Philippe Schlenker, Global Distinguished Professor of Linguistics


Philippe Schlenker is a senior researcher at CNRS (Institut Jean-Nicod, Paris) and a Global Distinguished Professor at New York University. He was educated at École Normale Supérieure (Paris), and obtained a Ph.D. in Linguistics from MIT, and a Ph.D. in Philosophy from EHESS (Paris). He has taught at École Normale Supérieure, Paris, at the University of Southern California, at UCLA, and, since 2008, at NYU.

Dr. Schlenker’s early interests included semantics, pragmatics, the philosophy of language and philosophical logic. He has conducted research on indexicals and indirect discourse, intensional semantics ('A Plea for Monsters', Linguistics & Philosophy 2003), anaphora, presuppositions ('Local Contexts', Semantics & Pragmatics 2009), as well as semantic paradoxes.

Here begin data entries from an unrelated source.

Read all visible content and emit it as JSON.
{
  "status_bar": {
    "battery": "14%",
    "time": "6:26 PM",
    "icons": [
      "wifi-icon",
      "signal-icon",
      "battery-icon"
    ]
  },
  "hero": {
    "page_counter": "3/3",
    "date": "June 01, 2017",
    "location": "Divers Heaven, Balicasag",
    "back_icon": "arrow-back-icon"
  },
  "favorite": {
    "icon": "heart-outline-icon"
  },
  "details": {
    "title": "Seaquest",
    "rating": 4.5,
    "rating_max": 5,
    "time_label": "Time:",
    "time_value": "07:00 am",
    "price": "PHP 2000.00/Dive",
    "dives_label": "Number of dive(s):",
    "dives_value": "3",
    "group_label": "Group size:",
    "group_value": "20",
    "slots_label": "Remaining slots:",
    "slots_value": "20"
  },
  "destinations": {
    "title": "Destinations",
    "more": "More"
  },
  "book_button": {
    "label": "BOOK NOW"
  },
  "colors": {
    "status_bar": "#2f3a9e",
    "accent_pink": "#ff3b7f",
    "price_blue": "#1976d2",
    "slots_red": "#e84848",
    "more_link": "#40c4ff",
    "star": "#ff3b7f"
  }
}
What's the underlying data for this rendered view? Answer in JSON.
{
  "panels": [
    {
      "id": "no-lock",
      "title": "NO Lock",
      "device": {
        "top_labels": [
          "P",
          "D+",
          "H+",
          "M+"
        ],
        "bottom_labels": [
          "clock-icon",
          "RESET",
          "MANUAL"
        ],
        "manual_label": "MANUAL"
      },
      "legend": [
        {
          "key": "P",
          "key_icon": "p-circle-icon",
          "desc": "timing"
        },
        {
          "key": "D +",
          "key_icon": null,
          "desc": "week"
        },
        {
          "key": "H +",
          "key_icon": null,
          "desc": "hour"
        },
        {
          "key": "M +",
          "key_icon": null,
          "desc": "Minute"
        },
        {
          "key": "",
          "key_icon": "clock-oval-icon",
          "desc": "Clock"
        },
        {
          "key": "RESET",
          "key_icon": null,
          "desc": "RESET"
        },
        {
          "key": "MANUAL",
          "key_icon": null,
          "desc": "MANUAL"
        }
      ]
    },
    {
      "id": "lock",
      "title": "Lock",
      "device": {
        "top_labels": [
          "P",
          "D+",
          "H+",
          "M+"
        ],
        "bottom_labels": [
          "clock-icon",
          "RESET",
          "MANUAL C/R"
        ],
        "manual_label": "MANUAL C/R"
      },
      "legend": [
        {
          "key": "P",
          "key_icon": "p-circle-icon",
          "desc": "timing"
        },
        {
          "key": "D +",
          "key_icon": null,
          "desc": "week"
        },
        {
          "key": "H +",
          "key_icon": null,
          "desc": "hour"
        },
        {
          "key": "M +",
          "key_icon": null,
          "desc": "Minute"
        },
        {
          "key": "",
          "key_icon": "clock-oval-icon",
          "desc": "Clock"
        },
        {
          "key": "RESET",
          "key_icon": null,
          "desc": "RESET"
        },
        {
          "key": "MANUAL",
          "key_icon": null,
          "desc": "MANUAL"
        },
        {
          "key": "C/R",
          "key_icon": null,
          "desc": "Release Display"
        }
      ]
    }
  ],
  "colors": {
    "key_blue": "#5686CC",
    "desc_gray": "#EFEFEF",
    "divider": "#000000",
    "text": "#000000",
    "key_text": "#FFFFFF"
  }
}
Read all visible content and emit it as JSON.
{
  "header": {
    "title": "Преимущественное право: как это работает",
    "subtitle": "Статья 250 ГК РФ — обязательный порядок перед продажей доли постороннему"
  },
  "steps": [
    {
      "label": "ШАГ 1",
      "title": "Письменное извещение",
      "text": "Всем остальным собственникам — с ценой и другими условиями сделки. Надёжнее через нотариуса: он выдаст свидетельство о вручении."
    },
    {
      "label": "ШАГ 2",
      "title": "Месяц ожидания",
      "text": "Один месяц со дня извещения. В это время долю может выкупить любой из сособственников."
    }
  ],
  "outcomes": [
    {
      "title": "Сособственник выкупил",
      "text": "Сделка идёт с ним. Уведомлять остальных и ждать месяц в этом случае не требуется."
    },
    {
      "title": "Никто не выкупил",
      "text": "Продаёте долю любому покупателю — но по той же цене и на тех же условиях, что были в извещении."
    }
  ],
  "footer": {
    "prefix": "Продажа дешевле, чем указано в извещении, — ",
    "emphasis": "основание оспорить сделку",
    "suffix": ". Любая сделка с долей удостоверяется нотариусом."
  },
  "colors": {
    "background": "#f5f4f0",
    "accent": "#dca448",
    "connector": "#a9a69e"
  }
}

In recent work, Dr. Schlenker has advocated a program of 'super semantics' that seeks to expand the traditional frontiers of the field. He has investigated the semantics of sign languages, with special attention both to their logical structure and to the rich iconic means that interact with it ('Visible Meaning', to appear in Theoretical Linguistics). In order to have a point of comparison for these iconic phenomena, Dr. Schlenker has also investigated the logic and typology of gestures in spoken language. In collaborative work with primatologists and psycholinguists, he has laid the groundwork for a 'primate semantics' that seeks to apply the general methods of formal linguistics to primate vocalizations ('What do Monkey Calls Mean?', Trends in Cognitive Sciences 2016). And in ongoing research, he has advocated the development of a detailed semantics for music, albeit one that is very different from linguistic semantics ('Outline of Music Semantics', to appear in Music Perception).

Dr. Schlenker is the former Managing Editor of Journal of Semantics, and a member of the editorial boards of several semantics journals. His research has been funded by the Fondation Thiers, the American Council of Learned Societies, the NSF, the European Science Foundation, and the European Research Council (Advanced Grant, 2013-2018).

Updated on 03/06/2017